MANILA, Philippines. In a landmark ruling, the Supreme Court (SC) decided to save Senator Grace Poe from disqualification as presidential candidate in the 2016 elections.
The SC en banc on Tuesday, March 8, voted 9-6 to reverse the decision of the Commission on Elections (Comelec) to cancel Poe’s certificate of candidacy (COC).
Chief Justice Maria Lourdes Sereno was among the 9 justices who voted in favor of Poe. The rest are Presbitero Velasco Jr, Diosdado Peralta, Lucas Bersamin, Jose Perez, Jose Mendoza, Marvic Leonen, Francis Jardeleza, and Benjamin Caguioa.
Of the 9, four are appointees of President Benigno Aquino III: Sereno, Leonen, Jardeleza, and Caguioa.
The 6 justices who voted against Poe are Antonio Carpio, Teresita Leonardo de Castro, Mariano del Castillo, Arturo Brion, Estela Perlas-Bernabe, and Bienvenido Reyes.
No details on the decision have been made available.
“Please note that since the Court has only authorized the release of the vote, it may not be safe to report which ground the Court ruled upon and used as basis for the vote, i.e., between citizenship and residence. Thus, it may be best to simply say, the SC grants Senator Poe’s petitions, 9-6, allowing her to run for the presidency,”High Court’s Information Chief Atty. Theodore Te said.
Poe, in her memoranda submitted to the high court, said the poll body’s decision to cancel her certificate of candidacy (COC) for president was “somewhat premeditated, and that bias and impartiality tainted the Comelec’s acts.”
Poe’s camp lamented how the Comelec “changed and manipulated at every turn” the rules of the game in deciding the senator’s case “to achieve the singular objective of denying due course to her COC, and ultimately, removing her name from the official ballot.”
The Comelec, they said, denied Poe of her right to due process when it disregarded the overwhelming evidence proving that although a foundling, she is a natural-born citizen and that she has been a resident of the Philippines since May 24, 2005.
On the issue of citizenship, Poe’s lawyers said the Comelec abused its discretion when it ruled that the lady senator had the burden of proving her natural-born citizenship.
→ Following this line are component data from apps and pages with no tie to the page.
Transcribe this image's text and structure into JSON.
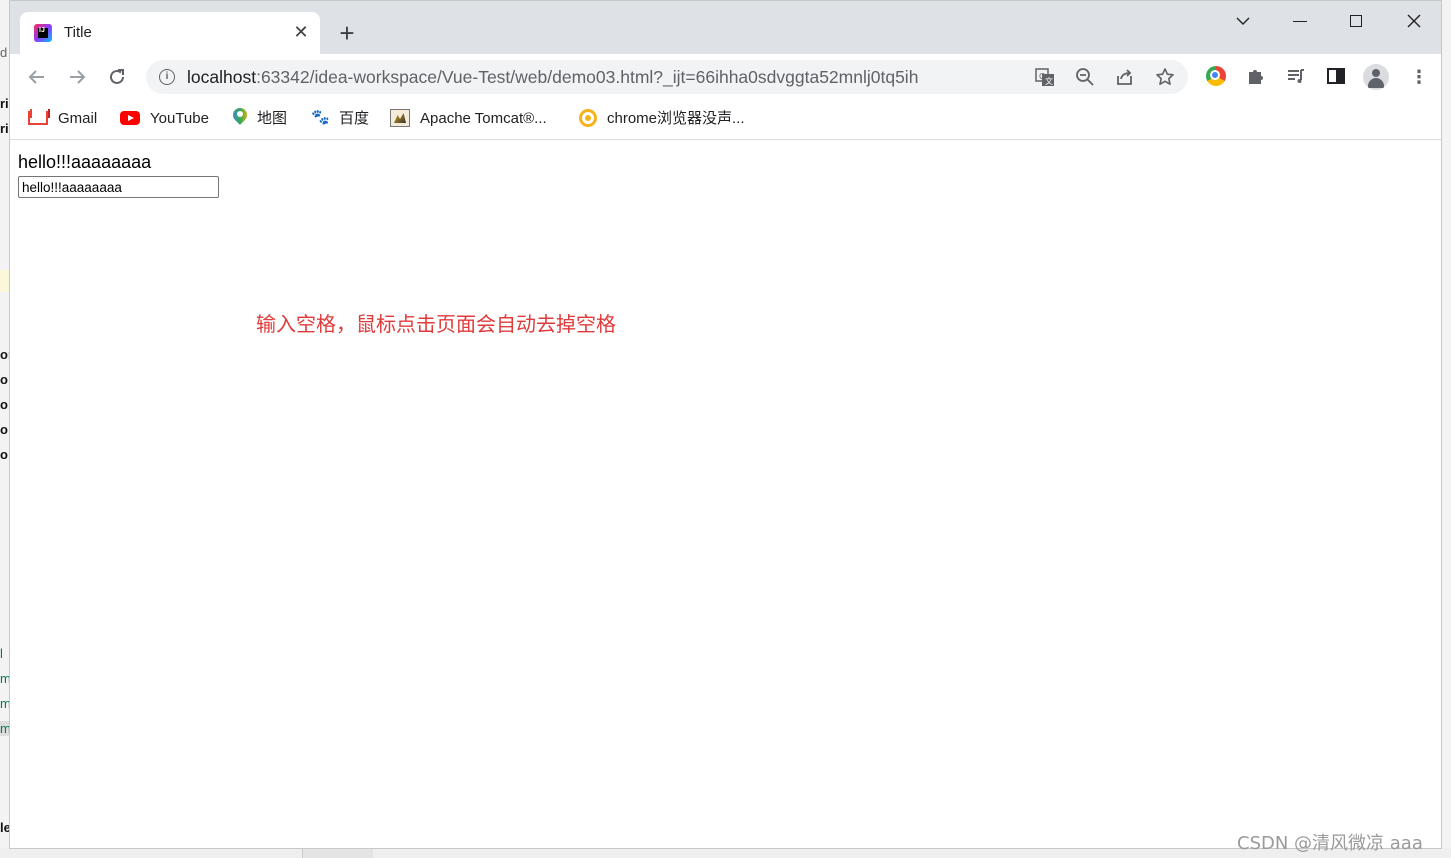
{
  "background_ide": {
    "left_fragments": [
      "d",
      "ri",
      "ri",
      "or",
      "o",
      "o",
      "o",
      "o",
      "l",
      "m",
      "m",
      "m",
      "le"
    ]
  },
  "browser": {
    "tab": {
      "title": "Title",
      "favicon": "intellij-icon",
      "close_icon": "close-icon"
    },
    "new_tab_icon": "plus-icon",
    "window_controls": [
      "chevron-down-icon",
      "minimize-icon",
      "maximize-icon",
      "close-icon"
    ],
    "toolbar": {
      "back_icon": "arrow-left-icon",
      "forward_icon": "arrow-right-icon",
      "reload_icon": "reload-icon",
      "url_host": "localhost",
      "url_rest": ":63342/idea-workspace/Vue-Test/web/demo03.html?_ijt=66ihha0sdvggta52mnlj0tq5ih",
      "omnibox_icons": [
        "translate-icon",
        "zoom-out-icon",
        "share-icon",
        "star-icon"
      ],
      "right_icons": [
        "chrome-extension-icon",
        "puzzle-icon",
        "media-playlist-icon",
        "side-panel-icon",
        "profile-avatar-icon",
        "kebab-menu-icon"
      ]
    },
    "bookmarks": [
      {
        "label": "Gmail",
        "icon": "gmail-icon"
      },
      {
        "label": "YouTube",
        "icon": "youtube-icon"
      },
      {
        "label": "地图",
        "icon": "maps-icon"
      },
      {
        "label": "百度",
        "icon": "baidu-icon"
      },
      {
        "label": "Apache Tomcat®...",
        "icon": "tomcat-icon"
      },
      {
        "label": "chrome浏览器没声...",
        "icon": "chrome-help-icon"
      }
    ]
  },
  "page": {
    "message": "hello!!!aaaaaaaa",
    "input_value": "hello!!!aaaaaaaa",
    "annotation": "输入空格，鼠标点击页面会自动去掉空格",
    "annotation_color": "#e03b3b"
  },
  "watermark": "CSDN @清风微凉 aaa"
}
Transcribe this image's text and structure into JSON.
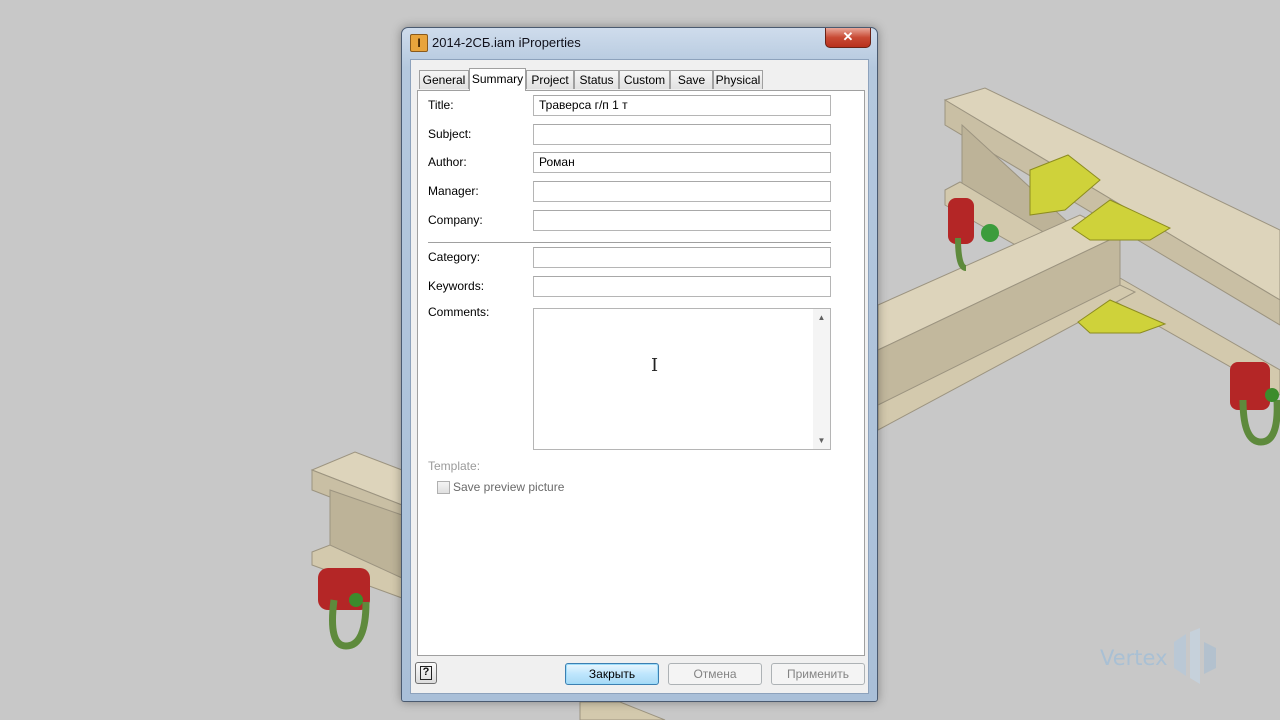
{
  "window": {
    "title": "2014-2СБ.iam iProperties",
    "app_icon": "I",
    "close_symbol": "✕"
  },
  "tabs": [
    {
      "label": "General"
    },
    {
      "label": "Summary"
    },
    {
      "label": "Project"
    },
    {
      "label": "Status"
    },
    {
      "label": "Custom"
    },
    {
      "label": "Save"
    },
    {
      "label": "Physical"
    }
  ],
  "active_tab": "Summary",
  "summary": {
    "title_label": "Title:",
    "title_value": "Траверса г/п 1 т",
    "subject_label": "Subject:",
    "subject_value": "",
    "author_label": "Author:",
    "author_value": "Роман",
    "manager_label": "Manager:",
    "manager_value": "",
    "company_label": "Company:",
    "company_value": "",
    "category_label": "Category:",
    "category_value": "",
    "keywords_label": "Keywords:",
    "keywords_value": "",
    "comments_label": "Comments:",
    "comments_value": "",
    "template_label": "Template:",
    "save_preview_label": "Save preview picture",
    "save_preview_checked": false
  },
  "footer": {
    "help_symbol": "?",
    "close_label": "Закрыть",
    "cancel_label": "Отмена",
    "apply_label": "Применить"
  },
  "watermark": {
    "text": "Vertex"
  },
  "icons": [
    "app-icon",
    "close-icon",
    "help-icon",
    "scroll-up-icon",
    "scroll-down-icon",
    "text-cursor-icon"
  ],
  "colors": {
    "background": "#c8c8c8",
    "beam": "#d3c9ad",
    "gusset": "#cfd23a",
    "hook_body": "#b42626",
    "hook_ring": "#5e8a3c"
  }
}
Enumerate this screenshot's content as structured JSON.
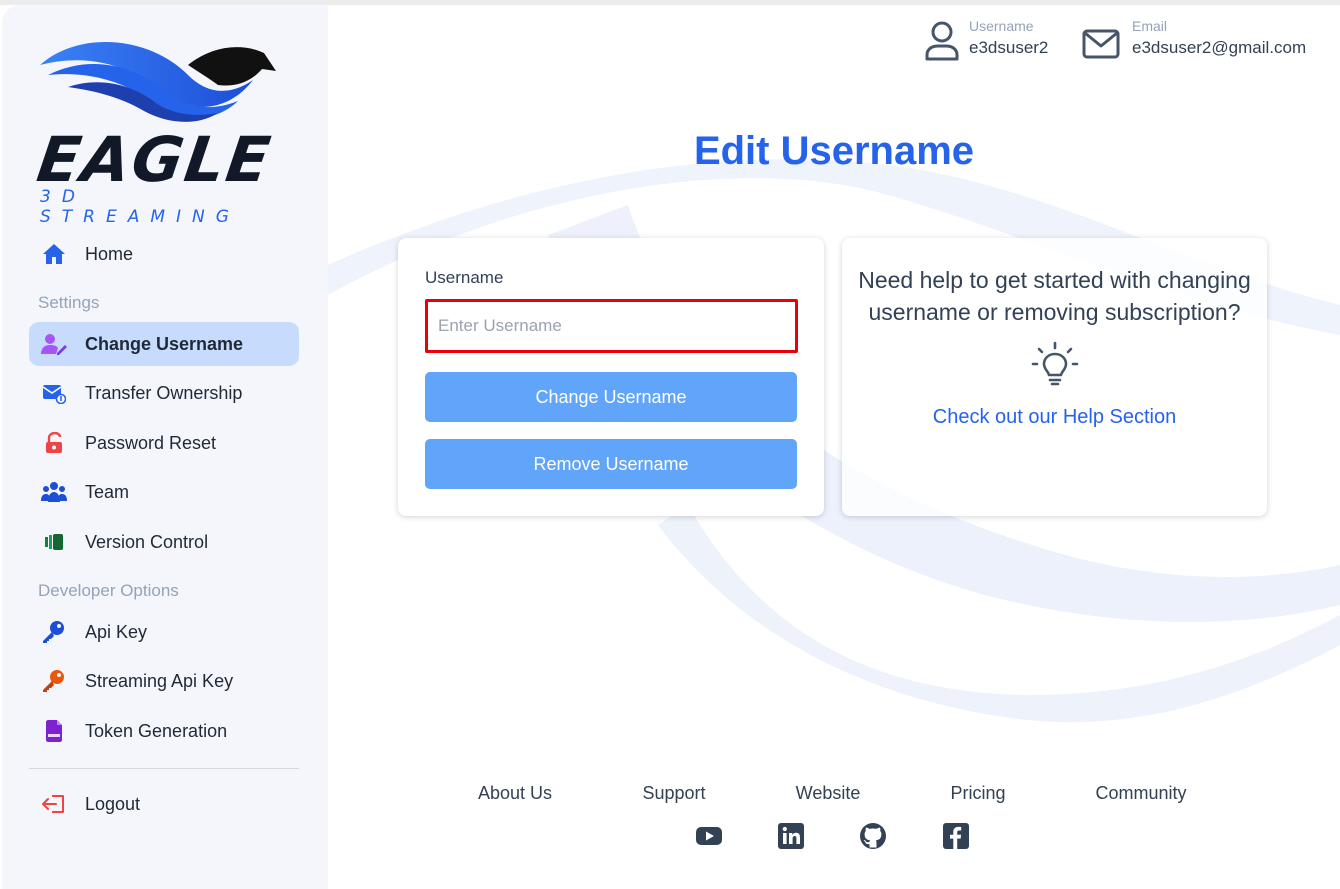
{
  "brand": {
    "name": "EAGLE",
    "tagline": "3D STREAMING"
  },
  "sidebar": {
    "home": "Home",
    "settings_label": "Settings",
    "settings_items": [
      {
        "label": "Change Username",
        "icon": "user-edit-icon",
        "active": true
      },
      {
        "label": "Transfer Ownership",
        "icon": "mail-transfer-icon"
      },
      {
        "label": "Password Reset",
        "icon": "unlock-icon"
      },
      {
        "label": "Team",
        "icon": "team-icon"
      },
      {
        "label": "Version Control",
        "icon": "version-icon"
      }
    ],
    "developer_label": "Developer Options",
    "developer_items": [
      {
        "label": "Api Key",
        "icon": "key-icon"
      },
      {
        "label": "Streaming Api Key",
        "icon": "key-icon"
      },
      {
        "label": "Token Generation",
        "icon": "json-file-icon"
      }
    ],
    "logout": "Logout"
  },
  "header": {
    "username_label": "Username",
    "username_value": "e3dsuser2",
    "email_label": "Email",
    "email_value": "e3dsuser2@gmail.com"
  },
  "main": {
    "title": "Edit Username",
    "form": {
      "field_label": "Username",
      "placeholder": "Enter Username",
      "value": "",
      "change_button": "Change Username",
      "remove_button": "Remove Username"
    },
    "help": {
      "text": "Need help to get started with changing username or removing subscription?",
      "link": "Check out our Help Section"
    }
  },
  "footer": {
    "links": [
      "About Us",
      "Support",
      "Website",
      "Pricing",
      "Community"
    ],
    "social": [
      "youtube-icon",
      "linkedin-icon",
      "github-icon",
      "facebook-icon"
    ]
  },
  "colors": {
    "accent": "#2563eb",
    "button": "#60a5fa",
    "active_nav": "#c7dcfd",
    "input_border": "#e8000a",
    "sidebar_bg": "#f4f6fb"
  }
}
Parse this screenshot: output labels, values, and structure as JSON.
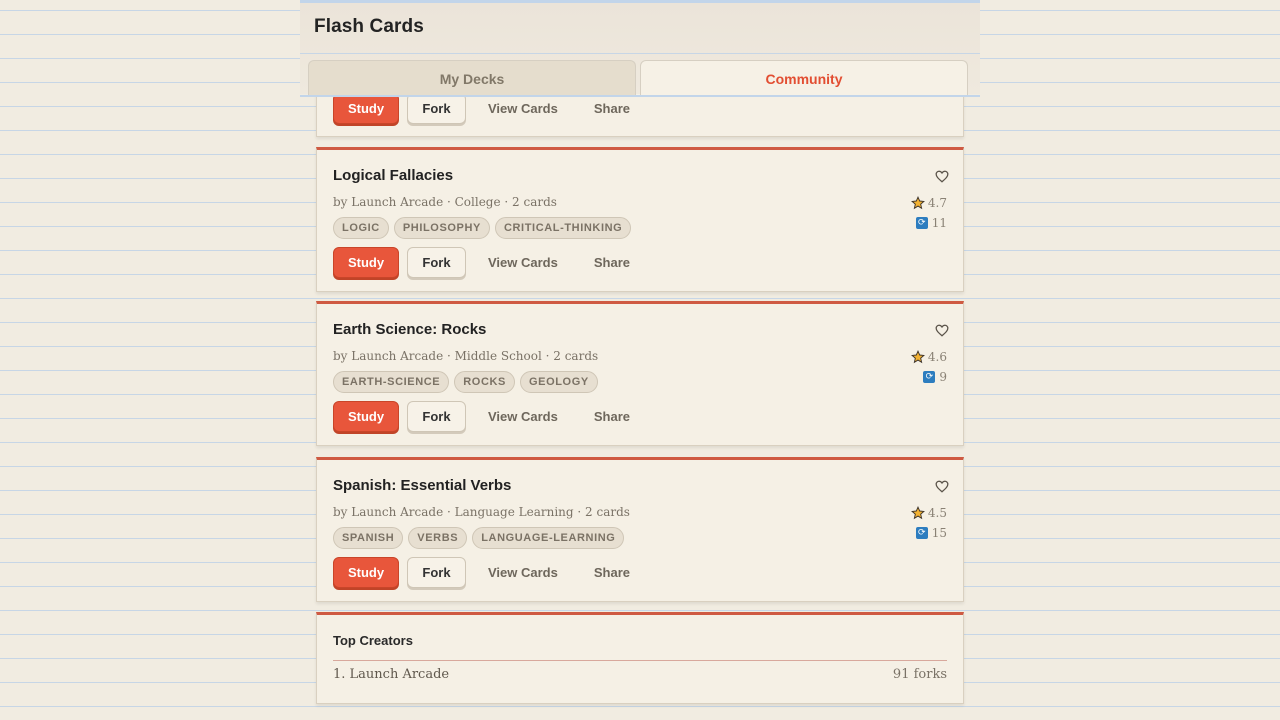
{
  "app": {
    "title": "Flash Cards"
  },
  "tabs": [
    {
      "label": "My Decks",
      "active": false
    },
    {
      "label": "Community",
      "active": true
    }
  ],
  "actions": {
    "study": "Study",
    "fork": "Fork",
    "view_cards": "View Cards",
    "share": "Share"
  },
  "decks": [
    {
      "title": "Logical Fallacies",
      "meta": "by Launch Arcade · College · 2 cards",
      "rating": "4.7",
      "forks": "11",
      "tags": [
        "LOGIC",
        "PHILOSOPHY",
        "CRITICAL-THINKING"
      ]
    },
    {
      "title": "Earth Science: Rocks",
      "meta": "by Launch Arcade · Middle School · 2 cards",
      "rating": "4.6",
      "forks": "9",
      "tags": [
        "EARTH-SCIENCE",
        "ROCKS",
        "GEOLOGY"
      ]
    },
    {
      "title": "Spanish: Essential Verbs",
      "meta": "by Launch Arcade · Language Learning · 2 cards",
      "rating": "4.5",
      "forks": "15",
      "tags": [
        "SPANISH",
        "VERBS",
        "LANGUAGE-LEARNING"
      ]
    }
  ],
  "top_creators": {
    "title": "Top Creators",
    "items": [
      {
        "rank_name": "1. Launch Arcade",
        "forks": "91 forks"
      }
    ]
  },
  "colors": {
    "accent": "#e8563b",
    "active_tab": "#e24e32",
    "fork_badge": "#2d7dbf",
    "star": "#f2b233"
  }
}
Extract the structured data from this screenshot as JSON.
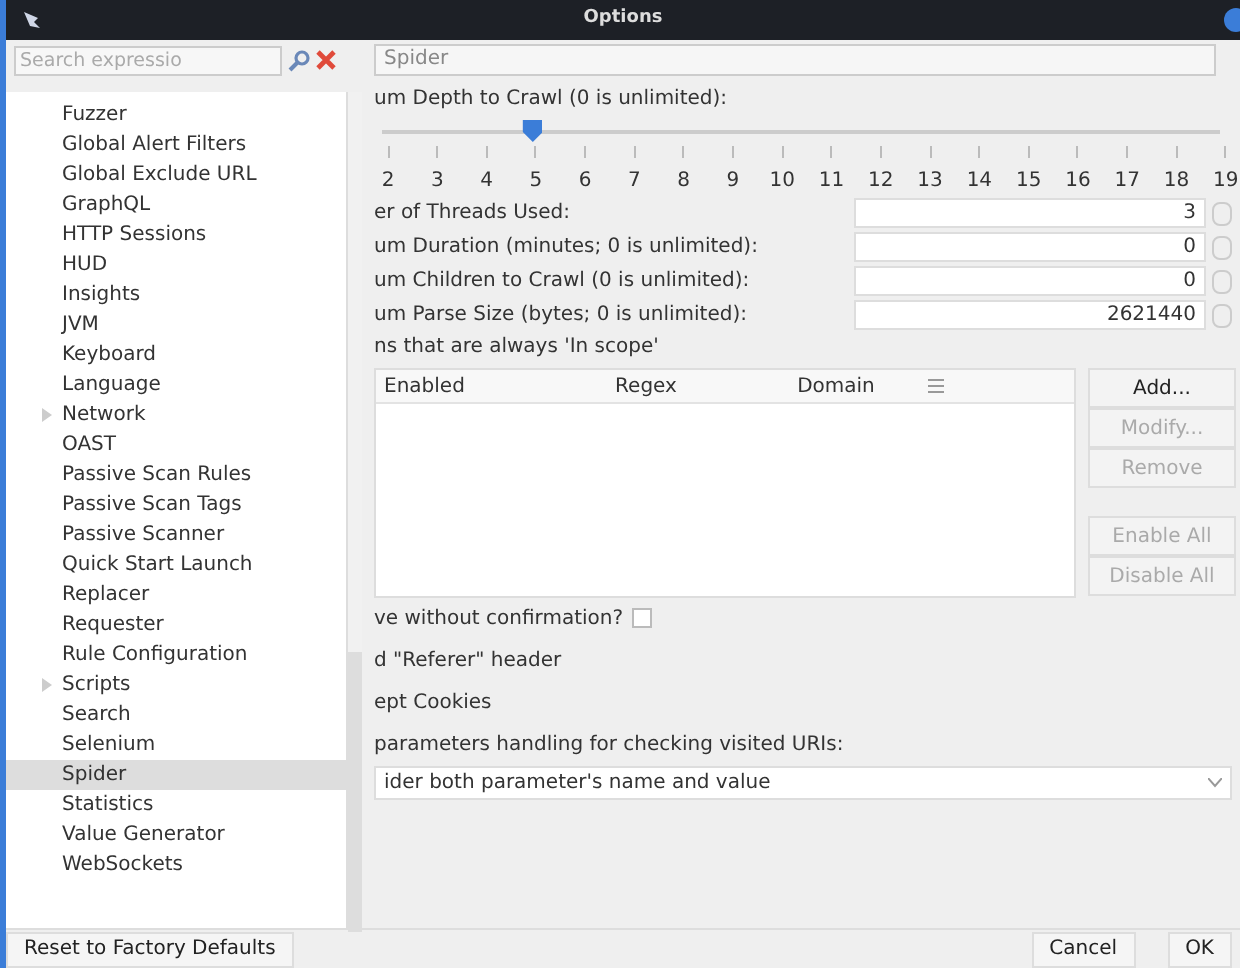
{
  "window": {
    "title": "Options"
  },
  "sidebar": {
    "search": {
      "placeholder": "Search expressio"
    },
    "items": [
      {
        "label": "Fuzzer",
        "selected": false,
        "expandable": false
      },
      {
        "label": "Global Alert Filters",
        "selected": false,
        "expandable": false
      },
      {
        "label": "Global Exclude URL",
        "selected": false,
        "expandable": false
      },
      {
        "label": "GraphQL",
        "selected": false,
        "expandable": false
      },
      {
        "label": "HTTP Sessions",
        "selected": false,
        "expandable": false
      },
      {
        "label": "HUD",
        "selected": false,
        "expandable": false
      },
      {
        "label": "Insights",
        "selected": false,
        "expandable": false
      },
      {
        "label": "JVM",
        "selected": false,
        "expandable": false
      },
      {
        "label": "Keyboard",
        "selected": false,
        "expandable": false
      },
      {
        "label": "Language",
        "selected": false,
        "expandable": false
      },
      {
        "label": "Network",
        "selected": false,
        "expandable": true
      },
      {
        "label": "OAST",
        "selected": false,
        "expandable": false
      },
      {
        "label": "Passive Scan Rules",
        "selected": false,
        "expandable": false
      },
      {
        "label": "Passive Scan Tags",
        "selected": false,
        "expandable": false
      },
      {
        "label": "Passive Scanner",
        "selected": false,
        "expandable": false
      },
      {
        "label": "Quick Start Launch",
        "selected": false,
        "expandable": false
      },
      {
        "label": "Replacer",
        "selected": false,
        "expandable": false
      },
      {
        "label": "Requester",
        "selected": false,
        "expandable": false
      },
      {
        "label": "Rule Configuration",
        "selected": false,
        "expandable": false
      },
      {
        "label": "Scripts",
        "selected": false,
        "expandable": true
      },
      {
        "label": "Search",
        "selected": false,
        "expandable": false
      },
      {
        "label": "Selenium",
        "selected": false,
        "expandable": false
      },
      {
        "label": "Spider",
        "selected": true,
        "expandable": false
      },
      {
        "label": "Statistics",
        "selected": false,
        "expandable": false
      },
      {
        "label": "Value Generator",
        "selected": false,
        "expandable": false
      },
      {
        "label": "WebSockets",
        "selected": false,
        "expandable": false
      }
    ]
  },
  "panel": {
    "title": "Spider",
    "depth": {
      "label": "um Depth to Crawl (0 is unlimited):",
      "level": 0.18,
      "ticks": [
        "2",
        "3",
        "4",
        "5",
        "6",
        "7",
        "8",
        "9",
        "10",
        "11",
        "12",
        "13",
        "14",
        "15",
        "16",
        "17",
        "18",
        "19"
      ]
    },
    "fields": [
      {
        "label": "er of Threads Used:",
        "value": "3"
      },
      {
        "label": "um Duration (minutes; 0 is unlimited):",
        "value": "0"
      },
      {
        "label": "um Children to Crawl (0 is unlimited):",
        "value": "0"
      },
      {
        "label": "um Parse Size (bytes; 0 is unlimited):",
        "value": "2621440"
      }
    ],
    "scope": {
      "label": "ns that are always 'In scope'",
      "columns": [
        "Enabled",
        "Regex",
        "Domain"
      ],
      "buttons": [
        {
          "label": "Add...",
          "disabled": false
        },
        {
          "label": "Modify...",
          "disabled": true
        },
        {
          "label": "Remove",
          "disabled": true
        },
        {
          "label": "Enable All",
          "disabled": true,
          "gap": true
        },
        {
          "label": "Disable All",
          "disabled": true
        }
      ]
    },
    "confirm": {
      "label": "ve without confirmation?",
      "checked": false
    },
    "options": [
      "d \"Referer\" header",
      "ept Cookies"
    ],
    "params": {
      "label": " parameters handling for checking visited URIs:",
      "value": "ider both parameter's name and value"
    }
  },
  "footer": {
    "reset": "Reset to Factory Defaults",
    "buttons": [
      "Cancel",
      "OK"
    ]
  }
}
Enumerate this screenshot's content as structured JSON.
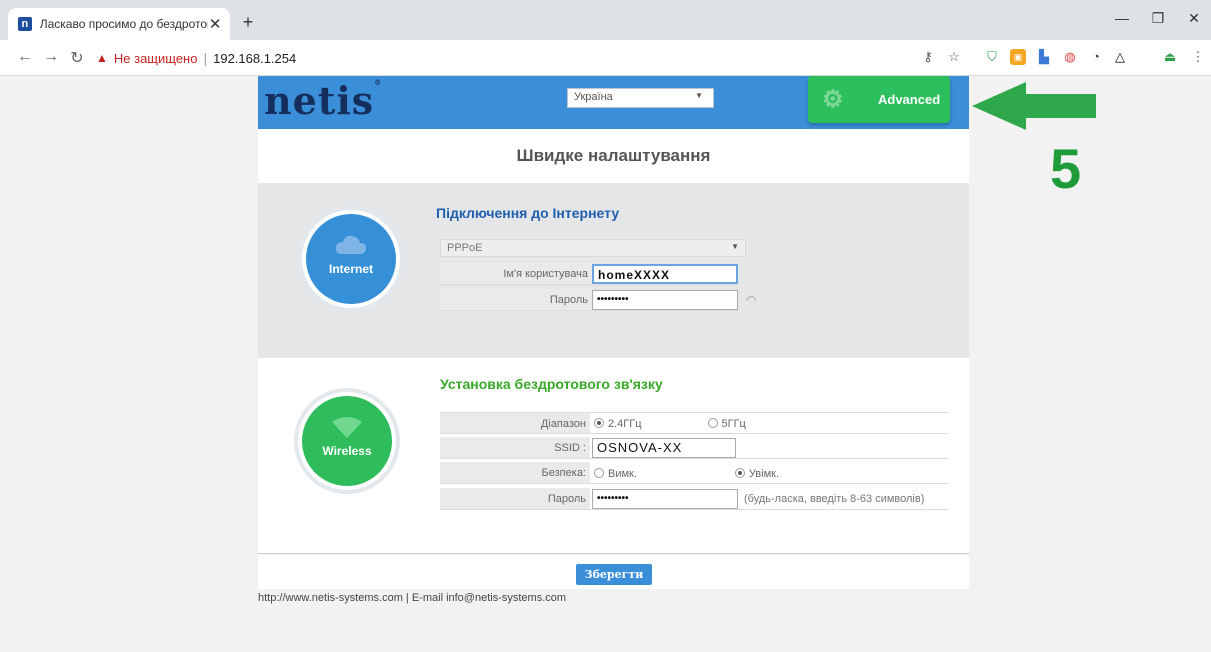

A foundling, Poe’s legal counsels said, is a natural-born Filipino citizen based on the generally acceptable principle of international law, which presumes foundlings to be natural-born citizens of the country where they were found.
“As importantly, the burden to prove that petitioner is not a natural-born Filipino citizen rested on the private respondents, because petitioner is presumed by law to be qualified for the office for which she now seeks to run,” they explained.
On the residency issue, Poe’s lawyers said the Comelec “acted whimsically and capriciously, ignored settled jurisprudence and disregarded the evidence on record” when it ruled that she made a false material representation as to the period of her residence before the May 9 polls.
“The Comelec’s refusal to perform this positive duty, and its gross inexcusable misappreciation of Sen. Poe’s evidence, are questionably acts of grave abuse of discretion amounting to lack or excess of jurisdiction, which warrant setting aside the Comelec’s finding of fact on the issue of Sen. Poe’s residence,” it added.
The lawyers also maintained that Poe “acted in good faith” with regards to the entry in her COC regarding her residency and that there was no “deliberate intent” on her part to mislead the electorate.
Based on records, Poe began to settle permanently in the Philippines on May 24, 2005. After that, she enrolled her children to local schools in June 2005, purchased a property in late 2005, constructed her family home in Quezon City in early 2006 and sold their US property also in 2006. (Rappler)